-- Opening Marker --

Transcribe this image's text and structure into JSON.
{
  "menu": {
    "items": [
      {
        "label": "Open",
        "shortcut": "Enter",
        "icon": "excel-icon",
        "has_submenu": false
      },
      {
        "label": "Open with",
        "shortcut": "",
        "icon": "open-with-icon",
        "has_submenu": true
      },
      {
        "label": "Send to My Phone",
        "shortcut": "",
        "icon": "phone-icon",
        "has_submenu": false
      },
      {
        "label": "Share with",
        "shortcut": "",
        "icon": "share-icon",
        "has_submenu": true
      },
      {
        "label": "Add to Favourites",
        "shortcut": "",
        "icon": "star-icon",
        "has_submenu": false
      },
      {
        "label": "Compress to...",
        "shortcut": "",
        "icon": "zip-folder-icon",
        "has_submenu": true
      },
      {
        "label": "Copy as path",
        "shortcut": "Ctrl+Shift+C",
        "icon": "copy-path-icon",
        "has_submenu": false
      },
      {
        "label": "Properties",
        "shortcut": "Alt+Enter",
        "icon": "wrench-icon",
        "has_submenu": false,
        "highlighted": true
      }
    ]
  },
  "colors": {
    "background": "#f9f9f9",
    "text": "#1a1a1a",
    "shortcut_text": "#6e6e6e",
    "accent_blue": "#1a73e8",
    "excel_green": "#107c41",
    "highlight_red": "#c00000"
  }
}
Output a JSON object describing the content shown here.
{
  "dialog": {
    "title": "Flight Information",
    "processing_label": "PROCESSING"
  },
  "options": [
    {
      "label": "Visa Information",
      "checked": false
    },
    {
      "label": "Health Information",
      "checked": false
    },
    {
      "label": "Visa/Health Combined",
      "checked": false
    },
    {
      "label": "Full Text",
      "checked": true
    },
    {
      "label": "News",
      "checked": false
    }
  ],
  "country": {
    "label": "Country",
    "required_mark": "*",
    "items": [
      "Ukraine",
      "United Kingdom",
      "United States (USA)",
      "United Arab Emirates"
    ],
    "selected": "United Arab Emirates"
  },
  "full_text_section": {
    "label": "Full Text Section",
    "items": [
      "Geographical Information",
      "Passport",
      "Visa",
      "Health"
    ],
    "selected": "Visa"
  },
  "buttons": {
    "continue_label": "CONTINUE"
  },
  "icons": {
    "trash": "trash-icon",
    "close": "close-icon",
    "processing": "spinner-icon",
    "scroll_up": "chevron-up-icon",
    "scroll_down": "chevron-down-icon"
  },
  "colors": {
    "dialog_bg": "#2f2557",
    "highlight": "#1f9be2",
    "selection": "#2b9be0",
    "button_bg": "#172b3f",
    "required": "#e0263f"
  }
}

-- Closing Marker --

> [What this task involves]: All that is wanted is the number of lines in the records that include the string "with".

> [Answer section]: 3